A few years later Smith was back in baseball as a player-manager. In 1922 he was hired to manage Jamestown (North Dakota) in the Class D Dakota League. One of his players was a 17-year-old infielder from San Francisco, Mark Koenig, who would go on to star with New York Yankees “Murderer’s Row” teams a few years later. The next year Smith managed Watertown in the South Dakota League. He apparently remained in the area for a time; he and his family are listed on the 1925 South Dakota state census.
By the time of the 1930 US Census, Wilbur and his family had returned to Minneapolis and he was employed by the Allis-Chalmers Manufacturing Company as a sales manager.
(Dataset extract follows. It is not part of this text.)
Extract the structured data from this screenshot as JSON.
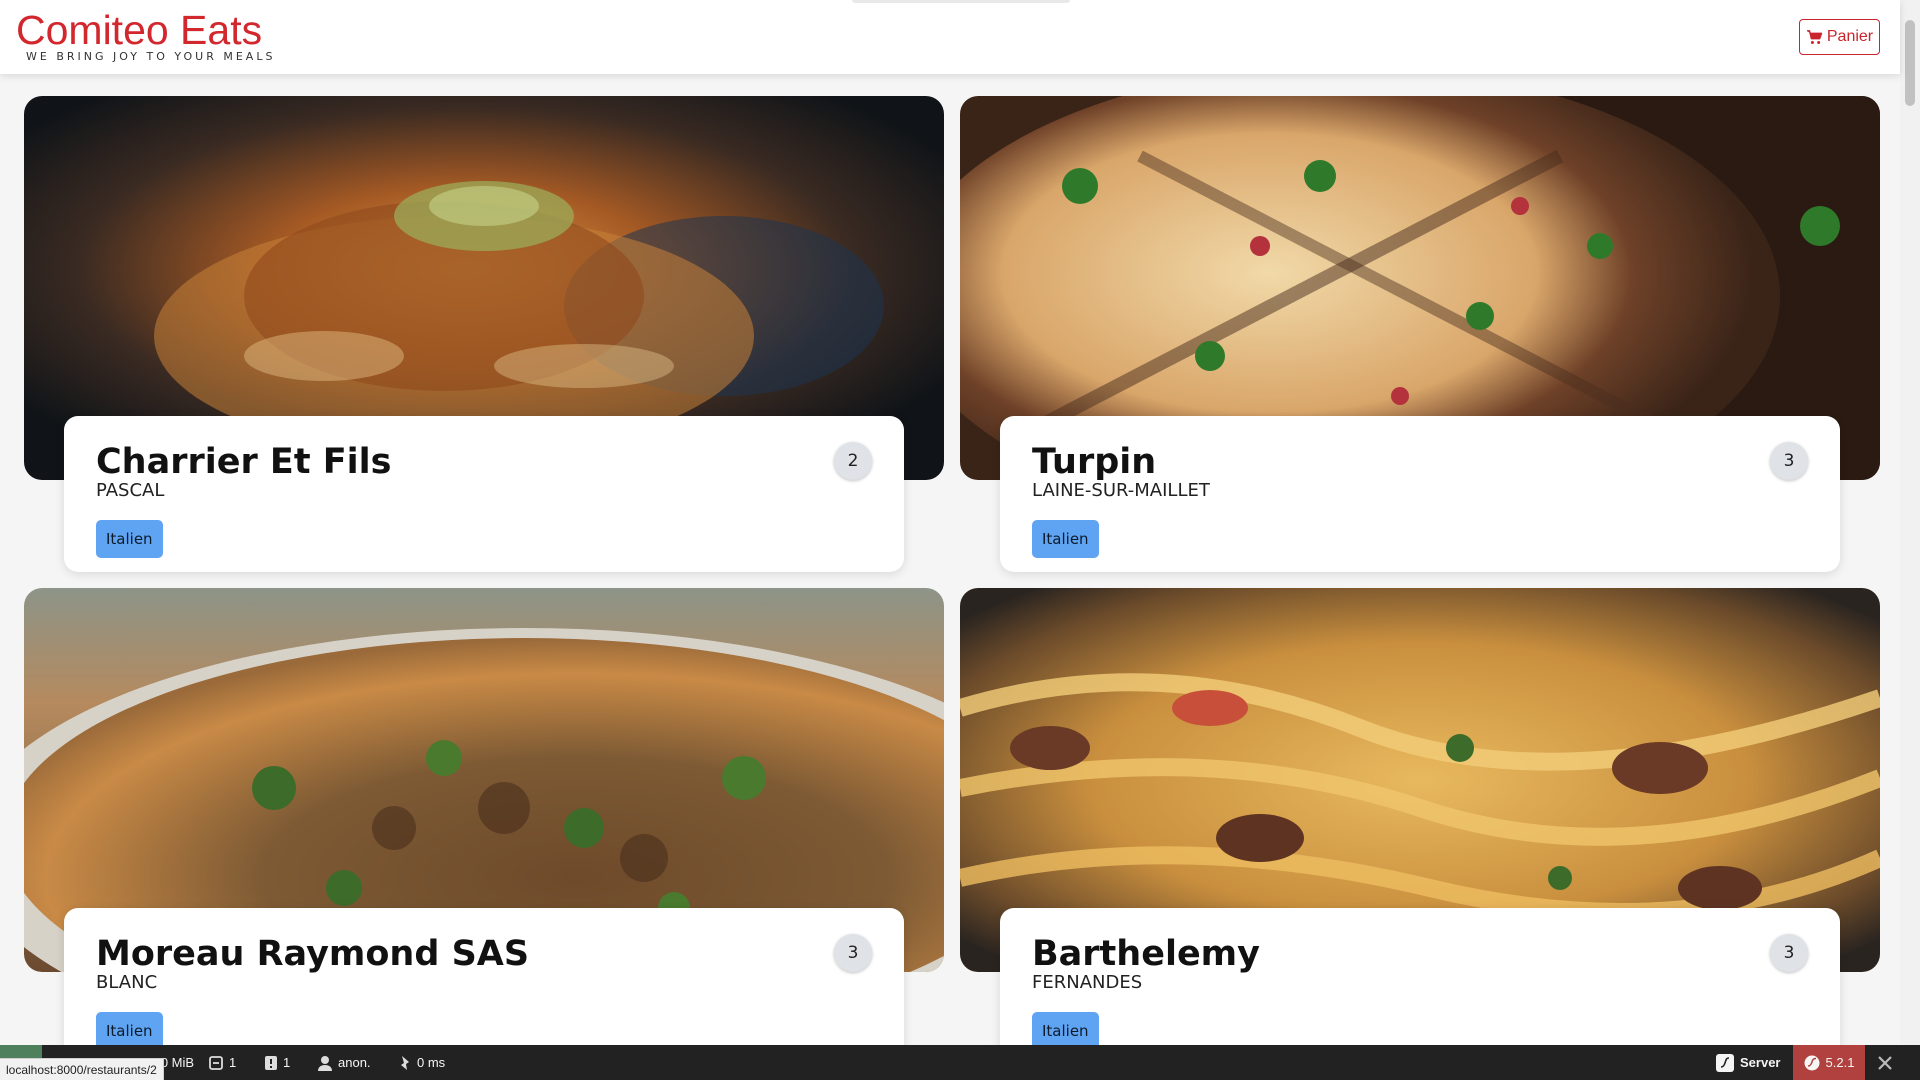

He worked in that capacity for 15 years before being transferred to Fargo, North Dakota, and becoming the company’s branch manager. He worked for Allis-Chalmers 10 more years before retiring in 1954. Smith remained active in the Fargo community during retirement, serving as head of the Chamber of Commerce recreation committee. He died of pneumonia on November 18, 1959, in Fargo at the age of 73 and was buried in Lakewood Cemetery in Minneapolis. He was survived by his wife and four children.
1 Marshall (Michigan) Expounder, January 5, 1906.
2 Fargo (North Dakota) Forum, November 19, 1959.
3 Grand Forks (North Dakota) Daily Herald, May 6, 1922.
4 Marshall (Michigan) Expounder, January 5, 1906.
5 Daily Kennebec Journal (Augusta, Maine), April 10, 1906.
6 Topeka (Kansas) State Journal, February 2, 1909.
7 Denver Post, July 16, 1908.
8 Smith had several contract disputes during his career and threatened to quit if his demands were not met. He was able to use his education, and the business opportunities that it provided outside of baseball, as leverage with club owners.
9 Albuquerque Morning Journal, March 7, 1909.